PRIME MINISTER: Well, there’s an election in Queensland, David, so I think we can sort of file that under those comments under those sorts of things. You know, we all understand that. But let me say this about the National Cabinet, and I acknowledge the contribution of all the premiers and chief ministers. Steven Marshall, I made similar comments about their border changes yesterday, as I did in Queensland. But everyone has worked together. It doesn’t mean we’re going to agree on everything. National Cabinet has never had a position of internal borders and, you know, as the Prime Minister of the Federation, well, you know, we got rid of internal borders almost 120 years ago and we’re one country and we’ve got to deal with outbreaks as we are. But that’s why I commended Michael Gunner yesterday. What Michael Gunner has done in the Northern Territory is they’ve got a restriction on to ensure that no one is coming out of those hot zones in Melbourne. But, I mean, if you live on the other side of Melbourne or you live up in Bendigo or Ballarat, you’re as affected by what’s happening in those suburbs of Melbourne as you are living in Sydney or anywhere else.
KOCH: Good point. Today, a big announcement. $270 billion will be spent on upgrading the nation’s defence over the next decade. Why do we need it?
PRIME MINISTER: Well, the world has changed. David, and it’s changed and it continues to change rapidly. We’re for a peaceful, stable Indo-Pacific, a certain environment in which people can trade and live their lives and sovereign nations can work and trade with each other and have good relationships. And to do that, you’ve got to have, you know, a responsible deterrent and Australia plays an important role in our region, working with others, particularly like India and Japan and many other nations, Indonesia, right across the Indo-Pacific. And of course, it’s all built on the foundation of our alliance with the United States. We’ve got to be aware of the potential threats that can emerge. I mean, the strategic competition between China and the United States means that there’s a lot of tension in the cord and a lot of risk of miscalculation. And so we have to be prepared and ready to frame the world in which we live as best as we can and be prepared to respond and play our role to protect Australia, defend Australia, because my number one job is keeping Australians safe.
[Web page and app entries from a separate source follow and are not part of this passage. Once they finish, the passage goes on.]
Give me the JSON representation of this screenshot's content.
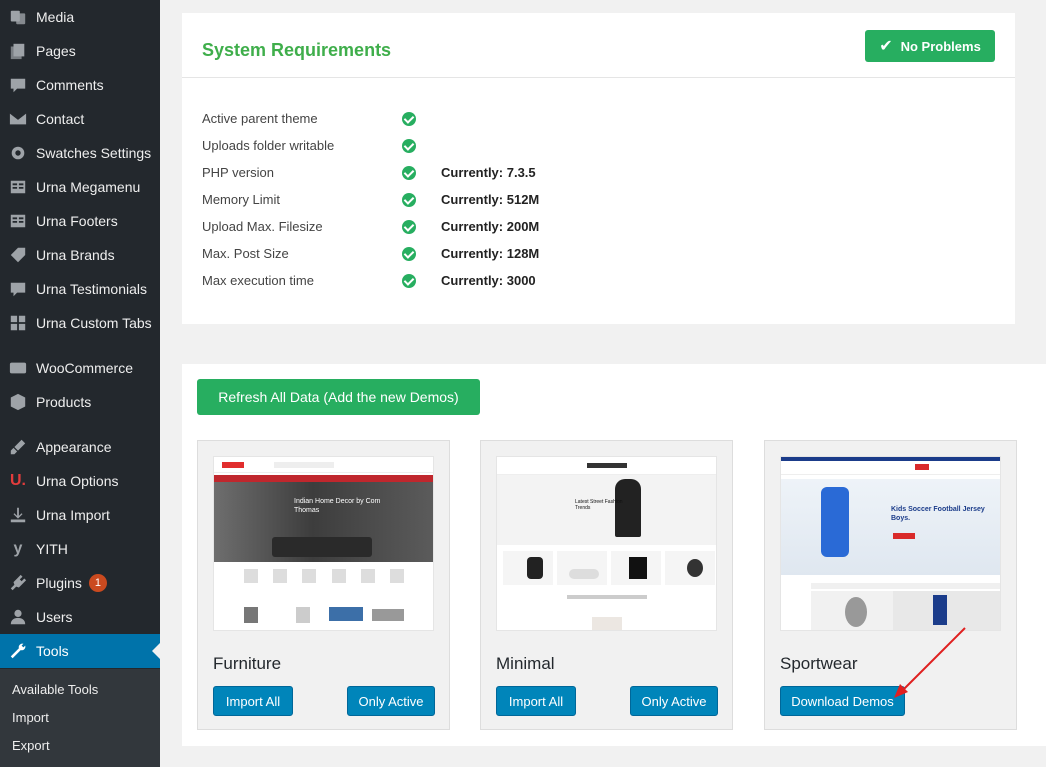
{
  "sidebar": {
    "items": [
      {
        "label": "Media",
        "icon": "media-icon"
      },
      {
        "label": "Pages",
        "icon": "pages-icon"
      },
      {
        "label": "Comments",
        "icon": "comments-icon"
      },
      {
        "label": "Contact",
        "icon": "mail-icon"
      },
      {
        "label": "Swatches Settings",
        "icon": "gear-icon"
      },
      {
        "label": "Urna Megamenu",
        "icon": "grid-icon"
      },
      {
        "label": "Urna Footers",
        "icon": "grid-icon"
      },
      {
        "label": "Urna Brands",
        "icon": "tag-icon"
      },
      {
        "label": "Urna Testimonials",
        "icon": "quote-icon"
      },
      {
        "label": "Urna Custom Tabs",
        "icon": "tabs-icon"
      },
      {
        "label": "WooCommerce",
        "icon": "woocommerce-icon"
      },
      {
        "label": "Products",
        "icon": "box-icon"
      },
      {
        "label": "Appearance",
        "icon": "paintbrush-icon"
      },
      {
        "label": "Urna Options",
        "icon": "urna-logo-icon"
      },
      {
        "label": "Urna Import",
        "icon": "download-icon"
      },
      {
        "label": "YITH",
        "icon": "yith-icon"
      },
      {
        "label": "Plugins",
        "icon": "plugin-icon",
        "badge": "1"
      },
      {
        "label": "Users",
        "icon": "user-icon"
      },
      {
        "label": "Tools",
        "icon": "wrench-icon",
        "active": true
      }
    ],
    "submenu": [
      "Available Tools",
      "Import",
      "Export"
    ]
  },
  "requirements": {
    "title": "System Requirements",
    "status_button": "No Problems",
    "rows": [
      {
        "label": "Active parent theme",
        "value": ""
      },
      {
        "label": "Uploads folder writable",
        "value": ""
      },
      {
        "label": "PHP version",
        "value": "Currently: 7.3.5"
      },
      {
        "label": "Memory Limit",
        "value": "Currently: 512M"
      },
      {
        "label": "Upload Max. Filesize",
        "value": "Currently: 200M"
      },
      {
        "label": "Max. Post Size",
        "value": "Currently: 128M"
      },
      {
        "label": "Max execution time",
        "value": "Currently: 3000"
      }
    ]
  },
  "demos": {
    "refresh_button": "Refresh All Data (Add the new Demos)",
    "cards": [
      {
        "name": "Furniture",
        "thumb_text": "Indian Home Decor by Com Thomas",
        "buttons": [
          "Import All",
          "Only Active"
        ]
      },
      {
        "name": "Minimal",
        "thumb_text": "Latest Street Fashion Trends",
        "buttons": [
          "Import All",
          "Only Active"
        ]
      },
      {
        "name": "Sportwear",
        "thumb_text": "Kids Soccer Football Jersey Boys.",
        "buttons": [
          "Download Demos"
        ]
      }
    ]
  },
  "colors": {
    "success": "#27ae60",
    "title_green": "#3fae4b",
    "wp_blue": "#0085ba",
    "sidebar_bg": "#23282d",
    "arrow_red": "#e02020"
  }
}
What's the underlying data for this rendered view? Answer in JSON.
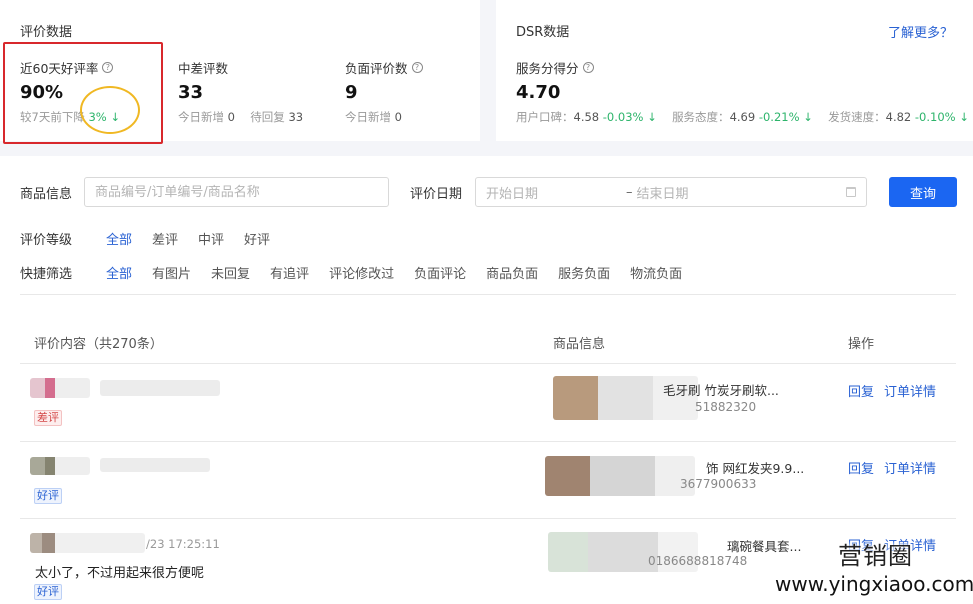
{
  "review_stats": {
    "title": "评价数据",
    "good_rate": {
      "label": "近60天好评率",
      "value": "90%",
      "sub_prefix": "较7天前下降",
      "sub_change": "3%",
      "trend_icon": "arrow-down-icon"
    },
    "mid_bad": {
      "label": "中差评数",
      "value": "33",
      "today_label": "今日新增",
      "today_value": "0",
      "pending_label": "待回复",
      "pending_value": "33"
    },
    "negative": {
      "label": "负面评价数",
      "value": "9",
      "today_label": "今日新增",
      "today_value": "0"
    }
  },
  "dsr": {
    "title": "DSR数据",
    "learn_more": "了解更多？",
    "score_label": "服务分得分",
    "score_value": "4.70",
    "items": [
      {
        "label": "用户口碑：",
        "value": "4.58",
        "change": "-0.03%"
      },
      {
        "label": "服务态度：",
        "value": "4.69",
        "change": "-0.21%"
      },
      {
        "label": "发货速度：",
        "value": "4.82",
        "change": "-0.10%"
      }
    ]
  },
  "filters": {
    "product_label": "商品信息",
    "product_placeholder": "商品编号/订单编号/商品名称",
    "date_label": "评价日期",
    "date_start_placeholder": "开始日期",
    "date_separator": "–",
    "date_end_placeholder": "结束日期",
    "query_button": "查询",
    "level_label": "评价等级",
    "level_options": [
      "全部",
      "差评",
      "中评",
      "好评"
    ],
    "level_selected": "全部",
    "quick_label": "快捷筛选",
    "quick_options": [
      "全部",
      "有图片",
      "未回复",
      "有追评",
      "评论修改过",
      "负面评论",
      "商品负面",
      "服务负面",
      "物流负面"
    ],
    "quick_selected": "全部"
  },
  "table": {
    "col_content": "评价内容（共270条）",
    "col_product": "商品信息",
    "col_action": "操作",
    "rows": [
      {
        "time": "",
        "text": "",
        "tag": "差评",
        "tag_type": "bad",
        "product_name": "毛牙刷 竹炭牙刷软...",
        "product_id": "51882320",
        "reply": "回复",
        "detail": "订单详情"
      },
      {
        "time": "",
        "text": "",
        "tag": "好评",
        "tag_type": "good",
        "product_name": "饰 网红发夹9.9...",
        "product_id": "3677900633",
        "reply": "回复",
        "detail": "订单详情"
      },
      {
        "time": "/23 17:25:11",
        "text": "太小了，不过用起来很方便呢",
        "tag": "好评",
        "tag_type": "good",
        "product_name": "璃碗餐具套...",
        "product_id": "0186688818748",
        "reply": "回复",
        "detail": "订单详情"
      }
    ]
  },
  "watermark": {
    "brand": "营销圈",
    "url": "www.yingxiaoo.com"
  },
  "colors": {
    "accent": "#2a62d3",
    "primary_button": "#1b66f2",
    "trend_down": "#2db46b",
    "bad_tag": "#d44848",
    "highlight_red": "#d8282c",
    "highlight_yellow": "#f0b823"
  }
}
KOCH: Okay, and keeping them in jobs. So can we afford this defence spending? We’re engaged and you’re engaged in the debate at the moment on whether we can afford to keep JobKeeper going, whether we need to review it, winding back the increase in government debt. This spending is four times bigger than JobKeeper.
PRIME MINISTER: Well, this is done over 10 years. JobKeeper is over six months. And I think that puts that into perspective, David. And of course, when you need to take action, as we have been in responding to the economic crisis, we’ve done that swiftly and we’ve done it effectively and we will continue to provide support where that is needed in the next phase of the supports we provide for income into the economy post September. But, you know, we have these priorities. You’re absolutely right. Keep Australians safe, keep Australians in jobs, keep Australia’s economy strong and keep Australians together. That has been the very first statement I made as Prime Minister and that remains my absolute focus. But this $270 billion has been built into the medium-term estimates for the Government now for some time. We had the target of hitting two per cent of our economy. We’re going to hit that on the 1st of July for this year, and we will go beyond that. But, you know, if you don’t have a strategic defence of your country, then you are unable to achieve all the other things that you hope to achieve as a nation and that importantly means your economy. There is no strength in an economy when there’s no stability, and we have to make sure we maintain that stability in our defence of our nation.
KOCH: Prime Minister, I appreciate your time. Thanks for joining us.
PRIME MINISTER: Thanks a lot, David. Good to be with you.